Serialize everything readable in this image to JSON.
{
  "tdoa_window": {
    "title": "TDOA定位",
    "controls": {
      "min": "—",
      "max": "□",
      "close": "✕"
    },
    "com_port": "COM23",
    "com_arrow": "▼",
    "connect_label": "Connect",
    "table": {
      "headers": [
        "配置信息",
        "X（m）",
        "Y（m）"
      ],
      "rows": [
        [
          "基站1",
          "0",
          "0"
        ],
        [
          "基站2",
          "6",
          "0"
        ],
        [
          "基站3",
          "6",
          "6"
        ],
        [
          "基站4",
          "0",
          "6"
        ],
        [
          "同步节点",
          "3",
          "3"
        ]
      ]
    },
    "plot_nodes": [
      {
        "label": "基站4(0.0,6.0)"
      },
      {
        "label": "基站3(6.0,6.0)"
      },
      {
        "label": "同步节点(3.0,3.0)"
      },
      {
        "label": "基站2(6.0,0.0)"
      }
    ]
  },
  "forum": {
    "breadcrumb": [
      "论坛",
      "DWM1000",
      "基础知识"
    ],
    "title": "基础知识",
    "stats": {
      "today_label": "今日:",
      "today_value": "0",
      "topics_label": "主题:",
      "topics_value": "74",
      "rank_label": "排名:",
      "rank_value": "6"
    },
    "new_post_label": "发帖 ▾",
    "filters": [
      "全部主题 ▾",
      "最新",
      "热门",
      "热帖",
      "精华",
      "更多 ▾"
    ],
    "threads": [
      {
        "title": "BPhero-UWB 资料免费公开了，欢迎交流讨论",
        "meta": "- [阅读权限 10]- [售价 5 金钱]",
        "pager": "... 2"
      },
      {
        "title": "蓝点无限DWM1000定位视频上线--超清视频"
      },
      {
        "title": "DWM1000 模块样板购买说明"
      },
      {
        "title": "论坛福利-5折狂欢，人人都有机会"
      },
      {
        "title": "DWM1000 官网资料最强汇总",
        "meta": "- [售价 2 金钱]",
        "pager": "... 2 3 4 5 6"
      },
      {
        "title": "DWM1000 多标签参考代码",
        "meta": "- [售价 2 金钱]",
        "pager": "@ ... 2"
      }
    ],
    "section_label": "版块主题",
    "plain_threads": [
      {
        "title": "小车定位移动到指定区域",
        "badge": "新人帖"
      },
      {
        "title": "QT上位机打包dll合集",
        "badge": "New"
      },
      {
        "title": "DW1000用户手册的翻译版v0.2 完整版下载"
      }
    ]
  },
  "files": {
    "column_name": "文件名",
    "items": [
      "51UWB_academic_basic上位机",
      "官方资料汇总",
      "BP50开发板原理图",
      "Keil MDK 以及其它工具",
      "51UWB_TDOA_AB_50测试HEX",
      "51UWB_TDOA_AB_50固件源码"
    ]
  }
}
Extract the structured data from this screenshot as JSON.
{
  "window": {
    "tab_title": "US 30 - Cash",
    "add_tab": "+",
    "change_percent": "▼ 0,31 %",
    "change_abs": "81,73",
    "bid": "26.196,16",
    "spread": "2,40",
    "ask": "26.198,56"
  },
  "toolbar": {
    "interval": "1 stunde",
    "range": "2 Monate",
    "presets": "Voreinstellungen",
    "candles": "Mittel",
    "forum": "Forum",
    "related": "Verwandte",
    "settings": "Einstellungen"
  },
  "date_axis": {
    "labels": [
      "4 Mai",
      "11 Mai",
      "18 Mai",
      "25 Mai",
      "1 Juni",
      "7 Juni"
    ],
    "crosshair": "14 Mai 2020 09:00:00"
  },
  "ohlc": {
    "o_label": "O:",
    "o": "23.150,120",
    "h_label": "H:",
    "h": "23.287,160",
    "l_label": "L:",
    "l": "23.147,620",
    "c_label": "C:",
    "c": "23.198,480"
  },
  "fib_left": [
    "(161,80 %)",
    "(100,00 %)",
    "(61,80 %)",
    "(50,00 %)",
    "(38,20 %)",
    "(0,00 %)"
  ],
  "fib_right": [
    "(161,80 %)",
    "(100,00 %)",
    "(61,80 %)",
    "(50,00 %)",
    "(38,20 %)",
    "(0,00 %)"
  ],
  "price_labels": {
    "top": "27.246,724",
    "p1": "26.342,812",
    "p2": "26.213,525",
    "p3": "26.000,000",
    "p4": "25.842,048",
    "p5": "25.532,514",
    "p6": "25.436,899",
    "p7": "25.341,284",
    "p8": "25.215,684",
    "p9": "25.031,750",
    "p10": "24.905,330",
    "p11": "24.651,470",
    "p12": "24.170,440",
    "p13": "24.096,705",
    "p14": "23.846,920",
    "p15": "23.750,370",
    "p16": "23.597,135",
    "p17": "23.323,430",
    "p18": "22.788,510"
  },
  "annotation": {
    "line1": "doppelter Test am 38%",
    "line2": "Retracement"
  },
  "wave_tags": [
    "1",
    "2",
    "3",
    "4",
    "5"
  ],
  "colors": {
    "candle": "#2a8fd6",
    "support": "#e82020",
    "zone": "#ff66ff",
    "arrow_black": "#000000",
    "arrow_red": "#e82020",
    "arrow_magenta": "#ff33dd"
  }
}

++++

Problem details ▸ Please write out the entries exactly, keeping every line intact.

Your solution ▸
Serialize everything readable in this image to JSON.
{
  "tdoa_window": {
    "title": "TDOA定位",
    "controls": {
      "min": "—",
      "max": "□",
      "close": "✕"
    },
    "com_port": "COM23",
    "com_arrow": "▼",
    "connect_label": "Connect",
    "table": {
      "headers": [
        "配置信息",
        "X（m）",
        "Y（m）"
      ],
      "rows": [
        [
          "基站1",
          "0",
          "0"
        ],
        [
          "基站2",
          "6",
          "0"
        ],
        [
          "基站3",
          "6",
          "6"
        ],
        [
          "基站4",
          "0",
          "6"
        ],
        [
          "同步节点",
          "3",
          "3"
        ]
      ]
    },
    "plot_nodes": [
      {
        "label": "基站4(0.0,6.0)"
      },
      {
        "label": "基站3(6.0,6.0)"
      },
      {
        "label": "同步节点(3.0,3.0)"
      },
      {
        "label": "基站2(6.0,0.0)"
      }
    ]
  },
  "forum": {
    "breadcrumb": [
      "论坛",
      "DWM1000",
      "基础知识"
    ],
    "title": "基础知识",
    "stats": {
      "today_label": "今日:",
      "today_value": "0",
      "topics_label": "主题:",
      "topics_value": "74",
      "rank_label": "排名:",
      "rank_value": "6"
    },
    "new_post_label": "发帖 ▾",
    "filters": [
      "全部主题 ▾",
      "最新",
      "热门",
      "热帖",
      "精华",
      "更多 ▾"
    ],
    "threads": [
      {
        "title": "BPhero-UWB 资料免费公开了，欢迎交流讨论",
        "meta": "- [阅读权限 10]- [售价 5 金钱]",
        "pager": "... 2"
      },
      {
        "title": "蓝点无限DWM1000定位视频上线--超清视频"
      },
      {
        "title": "DWM1000 模块样板购买说明"
      },
      {
        "title": "论坛福利-5折狂欢，人人都有机会"
      },
      {
        "title": "DWM1000 官网资料最强汇总",
        "meta": "- [售价 2 金钱]",
        "pager": "... 2 3 4 5 6"
      },
      {
        "title": "DWM1000 多标签参考代码",
        "meta": "- [售价 2 金钱]",
        "pager": "@ ... 2"
      }
    ],
    "section_label": "版块主题",
    "plain_threads": [
      {
        "title": "小车定位移动到指定区域",
        "badge": "新人帖"
      },
      {
        "title": "QT上位机打包dll合集",
        "badge": "New"
      },
      {
        "title": "DW1000用户手册的翻译版v0.2 完整版下载"
      }
    ]
  },
  "files": {
    "column_name": "文件名",
    "items": [
      "51UWB_academic_basic上位机",
      "官方资料汇总",
      "BP50开发板原理图",
      "Keil MDK 以及其它工具",
      "51UWB_TDOA_AB_50测试HEX",
      "51UWB_TDOA_AB_50固件源码"
    ]
  }
}
Extract the structured data from this screenshot as JSON.
{
  "window": {
    "tab_title": "US 30 - Cash",
    "add_tab": "+",
    "change_percent": "▼ 0,31 %",
    "change_abs": "81,73",
    "bid": "26.196,16",
    "spread": "2,40",
    "ask": "26.198,56"
  },
  "toolbar": {
    "interval": "1 stunde",
    "range": "2 Monate",
    "presets": "Voreinstellungen",
    "candles": "Mittel",
    "forum": "Forum",
    "related": "Verwandte",
    "settings": "Einstellungen"
  },
  "date_axis": {
    "labels": [
      "4 Mai",
      "11 Mai",
      "18 Mai",
      "25 Mai",
      "1 Juni",
      "7 Juni"
    ],
    "crosshair": "14 Mai 2020 09:00:00"
  },
  "ohlc": {
    "o_label": "O:",
    "o": "23.150,120",
    "h_label": "H:",
    "h": "23.287,160",
    "l_label": "L:",
    "l": "23.147,620",
    "c_label": "C:",
    "c": "23.198,480"
  },
  "fib_left": [
    "(161,80 %)",
    "(100,00 %)",
    "(61,80 %)",
    "(50,00 %)",
    "(38,20 %)",
    "(0,00 %)"
  ],
  "fib_right": [
    "(161,80 %)",
    "(100,00 %)",
    "(61,80 %)",
    "(50,00 %)",
    "(38,20 %)",
    "(0,00 %)"
  ],
  "price_labels": {
    "top": "27.246,724",
    "p1": "26.342,812",
    "p2": "26.213,525",
    "p3": "26.000,000",
    "p4": "25.842,048",
    "p5": "25.532,514",
    "p6": "25.436,899",
    "p7": "25.341,284",
    "p8": "25.215,684",
    "p9": "25.031,750",
    "p10": "24.905,330",
    "p11": "24.651,470",
    "p12": "24.170,440",
    "p13": "24.096,705",
    "p14": "23.846,920",
    "p15": "23.750,370",
    "p16": "23.597,135",
    "p17": "23.323,430",
    "p18": "22.788,510"
  },
  "annotation": {
    "line1": "doppelter Test am 38%",
    "line2": "Retracement"
  },
  "wave_tags": [
    "1",
    "2",
    "3",
    "4",
    "5"
  ],
  "colors": {
    "candle": "#2a8fd6",
    "support": "#e82020",
    "zone": "#ff66ff",
    "arrow_black": "#000000",
    "arrow_red": "#e82020",
    "arrow_magenta": "#ff33dd"
  }
}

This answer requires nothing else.